In the absence of my counsellor this has become increasingly more clear to me; that distraction alone is not enough to keep safe in the long run. Yes, employing distraction techniques will keep you safe for the moment – but unfortunately, without the extra direction that counselling and therapy offer, the emotional strain still keeps building and thus you may, as is the case for me, find yourself moving from the stage of wanting to self-harm to actually wanting to end your life altogether, simply for the sake of escaping the pain you are experiencing.

For me – and I have said this repeatedly – it is not a case of actually wanting to die – I just don’t want to live. In this way. And without the help I need to make sense of all those underlying emotions I mentioned earlier, I can’t see myself breaking away from it. I am more than willing to admit that I simply don’t have the tools yet to be able to do this on my own.

I have spoken to my care co-ordinator about this on a number of occasions, but she seems not only unwilling but unable to understand the severity, the depth, of this problem.

Two weeks ago, when I, for some inexplicable reason called her, naïvely hoping that she’d be able to help me make the referral to Drayton Park since I didn’t feel able to do it on my own, she actually gave me the oh-so-insightful advice “Just think happy thoughts!” – as if that would somehow magically make things ok for me, would enable me to pick myself up and put myself back together. I mean, I’ve had my fair share of You’ve just got to stay positives aimed at me – and in all honesty sometimes it’s even been helpful, but, that – “Just think happy thoughts!” – really drove me over the edge.

This same woman, by the way, made the unbelievably bright statement that “we don’t want to overcrowd you with support” when she met up with me and one of my named workers at Drayton Park for a review last week. Now, I don’t know about you, but it’s been a good ol’ while since I heard about anyone stating “overcrowded with support” as a reason for giving up on themselves and on life, so I’m not entirely sure how she reached that conclusion. Then again, she is apparently also the kind of person who thinks that a pat on the head is an acceptable form of encouragement, rather than a decidedly condescending gesture. (Yes – you guessed it – she actually, physically, patted me on the head as she was leaving the room..)

Ok, so I’ve lost the track a bit here, but on the other hand it does rather perfectly illustrate the fact that not only do people suffering from depression and other emotional difficulties have to deal with the actual difficulty in itself, but often – and I’ve heard this said time and time again by people who are in a similar situation to me – find themselves having to also struggle to convince the people who are meant to be there to support them that lending an occasional helping hand will not necessarily render them completely dependent on others from here on out.

There is a lot more I could write on this subject, but I think that for now I’ll leave it be and just concentrate on the things that are going my way, rather than the things that aren’t. Things like having people around me who picks up the thread and helps me where the system seems to have failed.
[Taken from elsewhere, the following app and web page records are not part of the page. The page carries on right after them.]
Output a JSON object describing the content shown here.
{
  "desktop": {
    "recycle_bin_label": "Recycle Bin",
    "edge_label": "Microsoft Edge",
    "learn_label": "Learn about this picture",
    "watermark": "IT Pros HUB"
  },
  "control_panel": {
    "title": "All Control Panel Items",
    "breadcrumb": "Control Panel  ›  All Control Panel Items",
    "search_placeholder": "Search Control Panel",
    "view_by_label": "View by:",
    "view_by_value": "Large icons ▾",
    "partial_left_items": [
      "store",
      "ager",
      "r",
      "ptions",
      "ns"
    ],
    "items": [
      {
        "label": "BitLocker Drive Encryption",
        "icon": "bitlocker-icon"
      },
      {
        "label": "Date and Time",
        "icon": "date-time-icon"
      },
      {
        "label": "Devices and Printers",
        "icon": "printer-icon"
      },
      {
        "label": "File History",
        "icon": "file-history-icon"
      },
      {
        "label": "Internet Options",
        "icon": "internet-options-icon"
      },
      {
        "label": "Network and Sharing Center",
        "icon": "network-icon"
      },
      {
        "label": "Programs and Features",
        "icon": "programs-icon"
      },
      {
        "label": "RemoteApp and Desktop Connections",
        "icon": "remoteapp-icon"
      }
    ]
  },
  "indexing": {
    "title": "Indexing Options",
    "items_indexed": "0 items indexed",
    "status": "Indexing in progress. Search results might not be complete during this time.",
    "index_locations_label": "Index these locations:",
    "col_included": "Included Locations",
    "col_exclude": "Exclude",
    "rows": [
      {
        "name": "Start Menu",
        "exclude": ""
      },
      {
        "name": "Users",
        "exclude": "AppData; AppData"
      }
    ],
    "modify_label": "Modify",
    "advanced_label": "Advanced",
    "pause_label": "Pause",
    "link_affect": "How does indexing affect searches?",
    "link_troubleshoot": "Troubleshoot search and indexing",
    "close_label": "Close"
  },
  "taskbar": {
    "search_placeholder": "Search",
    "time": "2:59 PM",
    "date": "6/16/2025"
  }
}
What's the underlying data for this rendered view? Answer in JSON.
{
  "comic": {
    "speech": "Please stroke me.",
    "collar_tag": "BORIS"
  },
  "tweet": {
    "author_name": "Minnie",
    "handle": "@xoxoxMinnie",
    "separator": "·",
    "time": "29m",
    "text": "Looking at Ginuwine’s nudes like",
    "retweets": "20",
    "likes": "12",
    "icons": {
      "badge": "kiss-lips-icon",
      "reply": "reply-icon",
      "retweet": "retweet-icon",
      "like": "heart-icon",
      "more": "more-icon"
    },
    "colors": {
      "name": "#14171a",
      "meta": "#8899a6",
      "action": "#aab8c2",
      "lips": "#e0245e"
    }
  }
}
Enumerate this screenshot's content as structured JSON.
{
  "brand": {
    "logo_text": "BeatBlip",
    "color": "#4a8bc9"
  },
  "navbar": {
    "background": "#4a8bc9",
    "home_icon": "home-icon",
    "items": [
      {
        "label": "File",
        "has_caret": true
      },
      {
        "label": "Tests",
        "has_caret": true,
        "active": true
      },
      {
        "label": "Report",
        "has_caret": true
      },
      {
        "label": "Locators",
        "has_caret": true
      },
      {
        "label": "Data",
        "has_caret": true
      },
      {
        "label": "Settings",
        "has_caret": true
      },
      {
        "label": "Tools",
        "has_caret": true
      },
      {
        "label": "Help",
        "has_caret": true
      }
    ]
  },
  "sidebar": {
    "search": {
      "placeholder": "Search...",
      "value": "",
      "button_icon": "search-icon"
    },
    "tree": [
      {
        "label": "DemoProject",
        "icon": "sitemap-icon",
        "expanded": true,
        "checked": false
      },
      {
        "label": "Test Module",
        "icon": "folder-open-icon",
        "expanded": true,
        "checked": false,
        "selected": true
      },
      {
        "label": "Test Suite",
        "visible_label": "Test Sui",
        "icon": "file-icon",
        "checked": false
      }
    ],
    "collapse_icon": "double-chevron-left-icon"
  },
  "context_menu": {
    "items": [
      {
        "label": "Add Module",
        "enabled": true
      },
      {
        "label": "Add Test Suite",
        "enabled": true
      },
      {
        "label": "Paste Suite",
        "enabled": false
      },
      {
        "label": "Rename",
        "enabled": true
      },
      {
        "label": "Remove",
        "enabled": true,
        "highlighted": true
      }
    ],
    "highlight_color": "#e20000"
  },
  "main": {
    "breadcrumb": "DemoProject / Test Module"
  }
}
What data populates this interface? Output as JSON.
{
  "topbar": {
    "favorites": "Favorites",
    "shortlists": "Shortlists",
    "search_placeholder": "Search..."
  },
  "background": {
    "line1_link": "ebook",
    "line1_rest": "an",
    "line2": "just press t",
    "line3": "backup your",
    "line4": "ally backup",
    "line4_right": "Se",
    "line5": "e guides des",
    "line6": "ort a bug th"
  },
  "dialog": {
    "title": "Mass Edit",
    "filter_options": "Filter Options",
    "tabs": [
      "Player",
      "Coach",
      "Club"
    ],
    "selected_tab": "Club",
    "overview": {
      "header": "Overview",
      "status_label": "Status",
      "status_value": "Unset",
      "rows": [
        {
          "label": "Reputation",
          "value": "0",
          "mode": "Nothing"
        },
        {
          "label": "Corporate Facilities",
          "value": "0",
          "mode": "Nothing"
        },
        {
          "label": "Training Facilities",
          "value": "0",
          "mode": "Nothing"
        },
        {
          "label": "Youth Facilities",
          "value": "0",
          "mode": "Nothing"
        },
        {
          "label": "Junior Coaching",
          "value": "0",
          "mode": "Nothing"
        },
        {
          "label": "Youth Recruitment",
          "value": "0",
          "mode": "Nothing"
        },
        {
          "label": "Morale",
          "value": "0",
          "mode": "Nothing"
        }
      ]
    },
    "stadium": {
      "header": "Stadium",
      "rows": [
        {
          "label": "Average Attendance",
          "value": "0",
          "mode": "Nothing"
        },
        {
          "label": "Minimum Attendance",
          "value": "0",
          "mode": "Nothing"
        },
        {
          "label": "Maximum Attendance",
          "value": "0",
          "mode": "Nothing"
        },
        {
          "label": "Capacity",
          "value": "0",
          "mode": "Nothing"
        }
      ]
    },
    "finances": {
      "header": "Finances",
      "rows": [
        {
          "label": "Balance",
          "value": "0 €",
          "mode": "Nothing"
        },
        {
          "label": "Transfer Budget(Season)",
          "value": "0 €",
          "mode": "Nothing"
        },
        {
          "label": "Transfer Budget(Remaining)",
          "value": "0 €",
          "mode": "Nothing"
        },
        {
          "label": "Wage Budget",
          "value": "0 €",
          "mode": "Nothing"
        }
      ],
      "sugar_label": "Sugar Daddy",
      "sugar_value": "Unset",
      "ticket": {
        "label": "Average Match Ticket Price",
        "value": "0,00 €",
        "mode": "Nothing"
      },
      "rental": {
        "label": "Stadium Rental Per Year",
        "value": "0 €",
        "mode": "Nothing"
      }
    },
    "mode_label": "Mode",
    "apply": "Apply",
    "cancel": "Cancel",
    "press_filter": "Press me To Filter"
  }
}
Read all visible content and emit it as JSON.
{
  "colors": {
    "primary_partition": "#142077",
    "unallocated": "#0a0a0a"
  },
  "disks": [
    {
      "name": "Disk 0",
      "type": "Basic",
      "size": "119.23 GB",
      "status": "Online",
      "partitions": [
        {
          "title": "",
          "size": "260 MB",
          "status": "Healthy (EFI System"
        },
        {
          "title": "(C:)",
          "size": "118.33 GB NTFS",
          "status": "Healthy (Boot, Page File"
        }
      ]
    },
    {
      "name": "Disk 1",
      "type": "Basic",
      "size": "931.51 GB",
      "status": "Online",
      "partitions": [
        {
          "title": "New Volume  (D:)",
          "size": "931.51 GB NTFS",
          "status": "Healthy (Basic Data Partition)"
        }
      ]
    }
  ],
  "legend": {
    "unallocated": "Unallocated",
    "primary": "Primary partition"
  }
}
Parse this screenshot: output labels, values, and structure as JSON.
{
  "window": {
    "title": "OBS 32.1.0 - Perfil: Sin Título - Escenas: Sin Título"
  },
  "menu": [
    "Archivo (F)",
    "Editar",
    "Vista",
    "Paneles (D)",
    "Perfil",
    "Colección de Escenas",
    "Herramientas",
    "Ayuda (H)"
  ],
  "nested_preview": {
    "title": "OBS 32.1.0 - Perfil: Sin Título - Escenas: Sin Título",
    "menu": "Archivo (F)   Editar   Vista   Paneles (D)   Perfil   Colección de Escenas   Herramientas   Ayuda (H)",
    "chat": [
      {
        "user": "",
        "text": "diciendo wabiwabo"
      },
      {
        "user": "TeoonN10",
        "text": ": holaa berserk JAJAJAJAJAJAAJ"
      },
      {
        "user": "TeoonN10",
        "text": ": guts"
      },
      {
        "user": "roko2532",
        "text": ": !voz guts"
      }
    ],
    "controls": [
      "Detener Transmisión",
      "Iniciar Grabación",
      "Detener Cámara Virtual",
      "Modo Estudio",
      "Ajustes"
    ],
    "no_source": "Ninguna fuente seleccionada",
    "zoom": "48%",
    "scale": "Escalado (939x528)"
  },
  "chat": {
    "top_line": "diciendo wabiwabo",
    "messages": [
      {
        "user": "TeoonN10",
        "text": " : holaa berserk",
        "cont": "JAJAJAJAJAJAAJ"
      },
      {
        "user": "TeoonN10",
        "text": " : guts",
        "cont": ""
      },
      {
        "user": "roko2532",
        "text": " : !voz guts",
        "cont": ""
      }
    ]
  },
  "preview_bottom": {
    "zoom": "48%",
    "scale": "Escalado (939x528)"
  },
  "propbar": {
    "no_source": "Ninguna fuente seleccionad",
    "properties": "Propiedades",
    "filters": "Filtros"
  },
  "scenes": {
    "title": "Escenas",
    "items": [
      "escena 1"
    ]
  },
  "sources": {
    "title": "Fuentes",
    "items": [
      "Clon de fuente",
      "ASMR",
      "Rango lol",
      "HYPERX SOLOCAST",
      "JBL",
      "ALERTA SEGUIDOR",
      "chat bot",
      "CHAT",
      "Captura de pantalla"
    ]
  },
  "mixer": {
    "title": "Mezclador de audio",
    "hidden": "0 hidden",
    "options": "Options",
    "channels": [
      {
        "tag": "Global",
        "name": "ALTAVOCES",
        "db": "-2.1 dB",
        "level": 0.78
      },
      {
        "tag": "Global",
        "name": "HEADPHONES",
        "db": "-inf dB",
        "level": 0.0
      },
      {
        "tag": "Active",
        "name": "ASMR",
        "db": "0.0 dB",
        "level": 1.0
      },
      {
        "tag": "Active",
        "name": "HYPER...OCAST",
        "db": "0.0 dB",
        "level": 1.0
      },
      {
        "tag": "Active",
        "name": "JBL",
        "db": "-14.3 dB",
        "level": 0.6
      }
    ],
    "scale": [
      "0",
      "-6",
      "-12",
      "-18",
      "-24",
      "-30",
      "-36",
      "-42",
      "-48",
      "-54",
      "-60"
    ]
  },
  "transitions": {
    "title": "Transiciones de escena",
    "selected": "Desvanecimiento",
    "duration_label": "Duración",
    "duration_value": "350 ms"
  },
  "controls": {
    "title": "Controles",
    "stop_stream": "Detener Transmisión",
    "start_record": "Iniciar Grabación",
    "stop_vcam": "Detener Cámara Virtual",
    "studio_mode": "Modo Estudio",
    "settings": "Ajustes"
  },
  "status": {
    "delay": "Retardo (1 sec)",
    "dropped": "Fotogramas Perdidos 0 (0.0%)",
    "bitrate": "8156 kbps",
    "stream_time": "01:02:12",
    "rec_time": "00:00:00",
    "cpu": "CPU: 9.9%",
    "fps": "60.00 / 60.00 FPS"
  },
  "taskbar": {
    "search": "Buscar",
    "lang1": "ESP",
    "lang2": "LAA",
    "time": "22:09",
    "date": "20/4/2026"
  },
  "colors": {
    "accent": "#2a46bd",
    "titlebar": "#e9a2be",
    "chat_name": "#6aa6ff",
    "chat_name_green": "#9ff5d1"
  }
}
And friends I can call and just cry and not say a word to and they will still understand me.

How’s that for positive thinking?


PS. No need to freak out over the scalpels, they are no longer in my possession; I called Drayton Park and the workers helped me calm down and have a breather before supporting me to dispose of the offending objects.